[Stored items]
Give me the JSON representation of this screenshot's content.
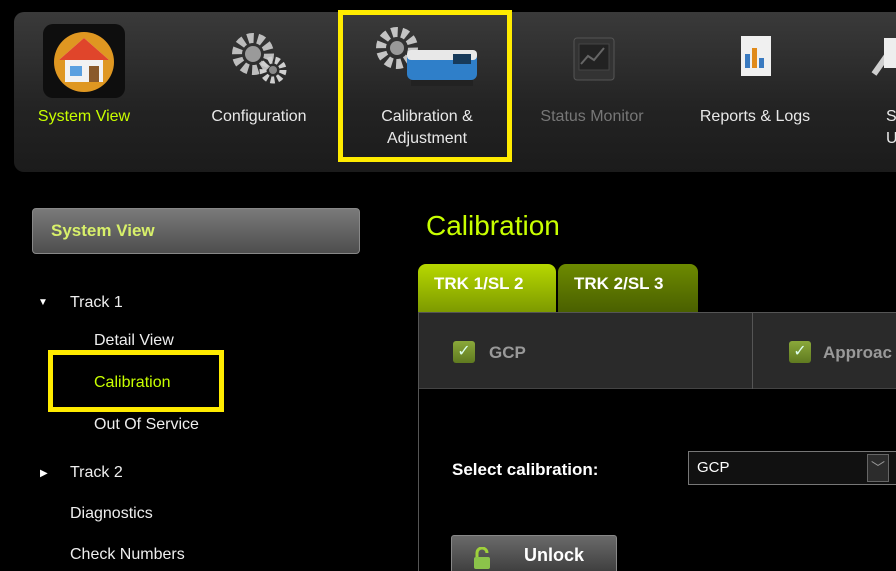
{
  "toolbar": {
    "items": [
      {
        "label": "System View",
        "icon": "house-icon",
        "state": "active"
      },
      {
        "label": "Configuration",
        "icon": "gears-icon",
        "state": "normal"
      },
      {
        "label": "Calibration &\nAdjustment",
        "icon": "gear-train-icon",
        "state": "normal"
      },
      {
        "label": "Status Monitor",
        "icon": "monitor-icon",
        "state": "disabled"
      },
      {
        "label": "Reports & Logs",
        "icon": "report-icon",
        "state": "normal"
      },
      {
        "label": "Sof\nUp",
        "icon": "wrench-icon",
        "state": "normal"
      }
    ]
  },
  "sidebar": {
    "header": "System View",
    "tree": [
      {
        "label": "Track 1",
        "expanded": true
      },
      {
        "label": "Detail View"
      },
      {
        "label": "Calibration",
        "selected": true
      },
      {
        "label": "Out Of Service"
      },
      {
        "label": "Track 2",
        "expanded": false
      },
      {
        "label": "Diagnostics"
      },
      {
        "label": "Check Numbers"
      }
    ]
  },
  "main": {
    "title": "Calibration",
    "tabs": [
      "TRK 1/SL 2",
      "TRK 2/SL 3"
    ],
    "checks": [
      {
        "label": "GCP"
      },
      {
        "label": "Approac"
      }
    ],
    "select_label": "Select calibration:",
    "select_value": "GCP",
    "unlock_label": "Unlock"
  },
  "colors": {
    "accent": "#c8ff00",
    "highlight": "#ffeb00",
    "tab_active": "#a8c800"
  }
}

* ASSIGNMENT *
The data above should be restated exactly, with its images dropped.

* SOLUTION BELOW *
Give me the JSON representation of this screenshot's content.
{
  "toolbar": {
    "items": [
      {
        "label": "System View",
        "icon": "house-icon",
        "state": "active"
      },
      {
        "label": "Configuration",
        "icon": "gears-icon",
        "state": "normal"
      },
      {
        "label": "Calibration &\nAdjustment",
        "icon": "gear-train-icon",
        "state": "normal"
      },
      {
        "label": "Status Monitor",
        "icon": "monitor-icon",
        "state": "disabled"
      },
      {
        "label": "Reports & Logs",
        "icon": "report-icon",
        "state": "normal"
      },
      {
        "label": "Sof\nUp",
        "icon": "wrench-icon",
        "state": "normal"
      }
    ]
  },
  "sidebar": {
    "header": "System View",
    "tree": [
      {
        "label": "Track 1",
        "expanded": true
      },
      {
        "label": "Detail View"
      },
      {
        "label": "Calibration",
        "selected": true
      },
      {
        "label": "Out Of Service"
      },
      {
        "label": "Track 2",
        "expanded": false
      },
      {
        "label": "Diagnostics"
      },
      {
        "label": "Check Numbers"
      }
    ]
  },
  "main": {
    "title": "Calibration",
    "tabs": [
      "TRK 1/SL 2",
      "TRK 2/SL 3"
    ],
    "checks": [
      {
        "label": "GCP"
      },
      {
        "label": "Approac"
      }
    ],
    "select_label": "Select calibration:",
    "select_value": "GCP",
    "unlock_label": "Unlock"
  },
  "colors": {
    "accent": "#c8ff00",
    "highlight": "#ffeb00",
    "tab_active": "#a8c800"
  }
}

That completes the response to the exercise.